== Your goal ==
Please reproduce the following records exactly, with nothing omitted.

-- -- --

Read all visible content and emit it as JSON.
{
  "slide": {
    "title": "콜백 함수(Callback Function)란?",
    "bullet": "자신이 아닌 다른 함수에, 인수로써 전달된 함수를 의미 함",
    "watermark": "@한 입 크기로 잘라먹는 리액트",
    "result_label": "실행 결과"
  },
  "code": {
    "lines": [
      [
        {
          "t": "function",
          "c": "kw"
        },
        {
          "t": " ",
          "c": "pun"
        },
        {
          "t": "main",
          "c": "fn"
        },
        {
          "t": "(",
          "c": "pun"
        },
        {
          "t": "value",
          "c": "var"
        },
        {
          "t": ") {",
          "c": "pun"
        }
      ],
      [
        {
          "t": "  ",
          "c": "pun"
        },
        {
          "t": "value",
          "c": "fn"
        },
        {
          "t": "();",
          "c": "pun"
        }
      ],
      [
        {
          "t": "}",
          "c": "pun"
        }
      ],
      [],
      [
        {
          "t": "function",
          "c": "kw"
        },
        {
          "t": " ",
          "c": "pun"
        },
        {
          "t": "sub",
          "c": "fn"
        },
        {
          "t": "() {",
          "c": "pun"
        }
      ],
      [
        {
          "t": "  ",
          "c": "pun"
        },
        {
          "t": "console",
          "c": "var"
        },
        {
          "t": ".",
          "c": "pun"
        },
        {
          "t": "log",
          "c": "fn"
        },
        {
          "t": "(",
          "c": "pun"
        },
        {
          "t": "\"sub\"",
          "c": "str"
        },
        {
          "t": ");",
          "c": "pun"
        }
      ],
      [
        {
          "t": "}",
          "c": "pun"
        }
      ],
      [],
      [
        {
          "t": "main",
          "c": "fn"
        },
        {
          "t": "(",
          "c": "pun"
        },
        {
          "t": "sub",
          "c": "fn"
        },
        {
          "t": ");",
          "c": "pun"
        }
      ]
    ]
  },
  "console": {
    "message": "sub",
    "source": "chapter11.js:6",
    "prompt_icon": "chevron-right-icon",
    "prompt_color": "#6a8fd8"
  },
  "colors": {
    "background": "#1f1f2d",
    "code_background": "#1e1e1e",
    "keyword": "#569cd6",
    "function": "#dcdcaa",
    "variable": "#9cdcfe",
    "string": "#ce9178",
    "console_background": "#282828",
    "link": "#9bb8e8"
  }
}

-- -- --

== Result of the task ==
Read all visible content and emit it as JSON.
{
  "slide": {
    "title": "콜백 함수(Callback Function)란?",
    "bullet": "자신이 아닌 다른 함수에, 인수로써 전달된 함수를 의미 함",
    "watermark": "@한 입 크기로 잘라먹는 리액트",
    "result_label": "실행 결과"
  },
  "code": {
    "lines": [
      [
        {
          "t": "function",
          "c": "kw"
        },
        {
          "t": " ",
          "c": "pun"
        },
        {
          "t": "main",
          "c": "fn"
        },
        {
          "t": "(",
          "c": "pun"
        },
        {
          "t": "value",
          "c": "var"
        },
        {
          "t": ") {",
          "c": "pun"
        }
      ],
      [
        {
          "t": "  ",
          "c": "pun"
        },
        {
          "t": "value",
          "c": "fn"
        },
        {
          "t": "();",
          "c": "pun"
        }
      ],
      [
        {
          "t": "}",
          "c": "pun"
        }
      ],
      [],
      [
        {
          "t": "function",
          "c": "kw"
        },
        {
          "t": " ",
          "c": "pun"
        },
        {
          "t": "sub",
          "c": "fn"
        },
        {
          "t": "() {",
          "c": "pun"
        }
      ],
      [
        {
          "t": "  ",
          "c": "pun"
        },
        {
          "t": "console",
          "c": "var"
        },
        {
          "t": ".",
          "c": "pun"
        },
        {
          "t": "log",
          "c": "fn"
        },
        {
          "t": "(",
          "c": "pun"
        },
        {
          "t": "\"sub\"",
          "c": "str"
        },
        {
          "t": ");",
          "c": "pun"
        }
      ],
      [
        {
          "t": "}",
          "c": "pun"
        }
      ],
      [],
      [
        {
          "t": "main",
          "c": "fn"
        },
        {
          "t": "(",
          "c": "pun"
        },
        {
          "t": "sub",
          "c": "fn"
        },
        {
          "t": ");",
          "c": "pun"
        }
      ]
    ]
  },
  "console": {
    "message": "sub",
    "source": "chapter11.js:6",
    "prompt_icon": "chevron-right-icon",
    "prompt_color": "#6a8fd8"
  },
  "colors": {
    "background": "#1f1f2d",
    "code_background": "#1e1e1e",
    "keyword": "#569cd6",
    "function": "#dcdcaa",
    "variable": "#9cdcfe",
    "string": "#ce9178",
    "console_background": "#282828",
    "link": "#9bb8e8"
  }
}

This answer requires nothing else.